Video: Lunar Orbiter Techs Talk About Crater Kepler in 1967

This audio is from a Lunar Orbiter tape made on 24 Feb 1967. In the tape you can hear the techs talking about an image they were expecting to download the next day – an oblique shot of crater Kepler. At one point, one tech says “The Russians said that they saw smoke rising from Kepler but in the medium [resolution image] there is no smoke present.”

Video: Comparing Lunar Orbiter and LRO Images of the Apollo 11 Landing Site

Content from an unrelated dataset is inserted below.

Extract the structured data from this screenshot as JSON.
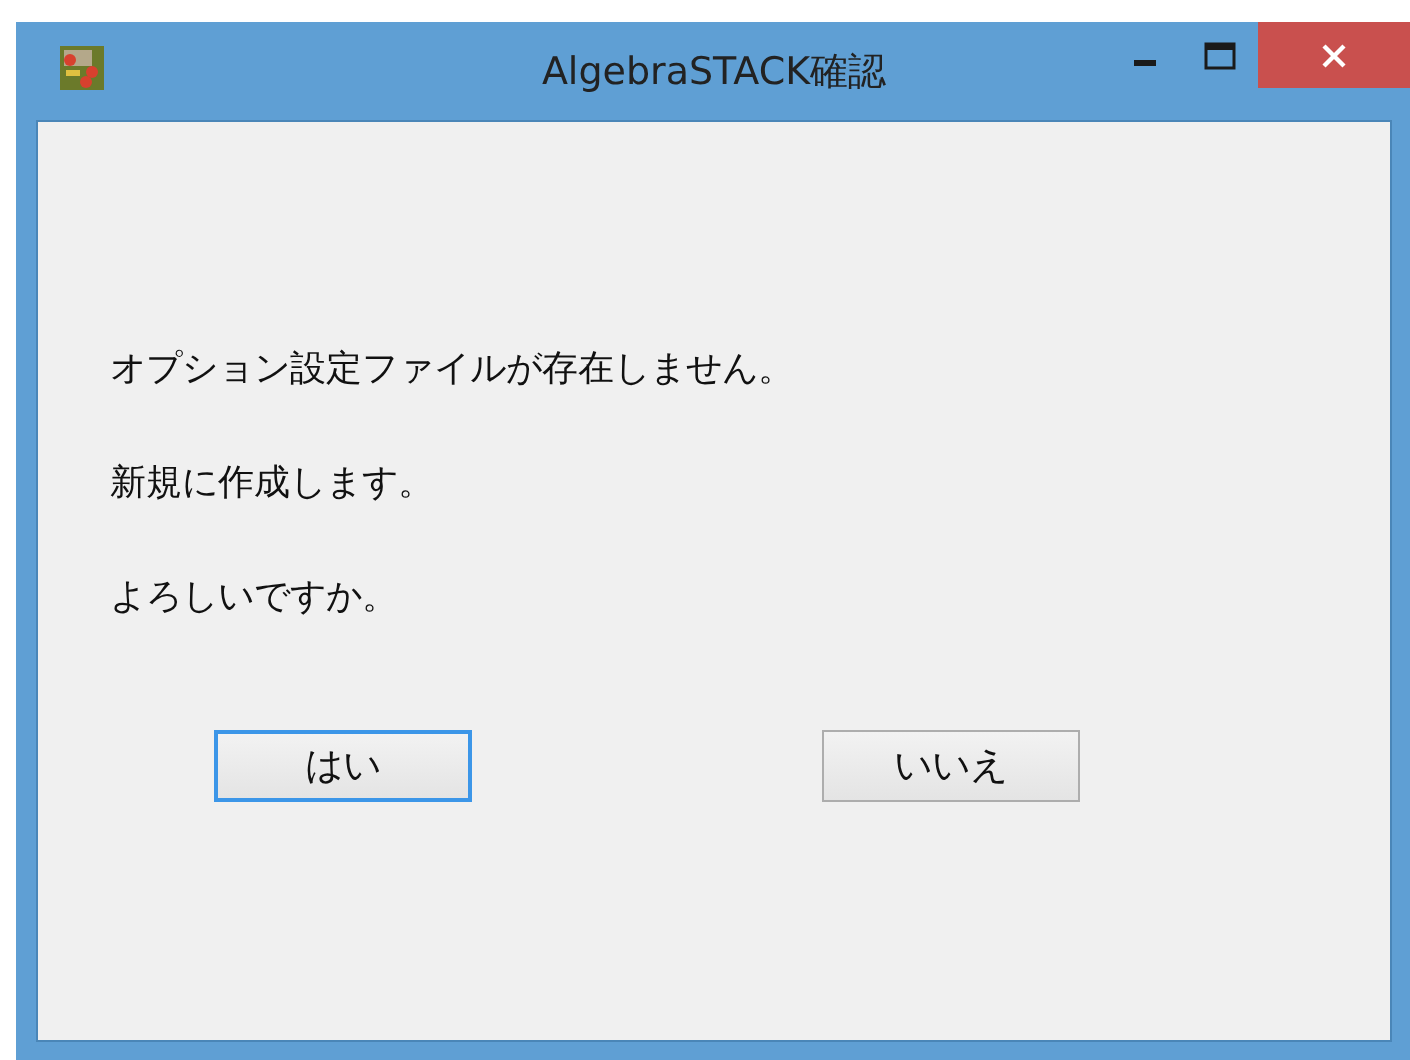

This video compares the best Lunar Orbiter Image and one of the best LRO Images of the Apollo 11 landing site. The photos were taken over 40 years apart. The Lunar Orbiter photo was taken in 1967 before Apollo 11 landed on the moon, whereas the LRO image was taken on December 22, 2009 and shows the LM Eagle’s descent stage resting on the lunar surface.
LOIRP Mentioned at Apollo 11 Anniversary Celebration, MoonViews
“Our Apollo 11 landing site image was used to set the context for the LRO picture. Mention was also made of the LOIRP – Lunar Orbiter Image Recovery Project. Here is a video shot with a small camera of Tyson’s comments regarding our image.”
Damaged Tape and Murky Moon Views, MoonViews
“We recently released two Apollo landing site images – Apollo 12 and Apollo 14 and had embarked upon getting an nice crisp image of the Apollo 11 landing site in time for the anniversary.”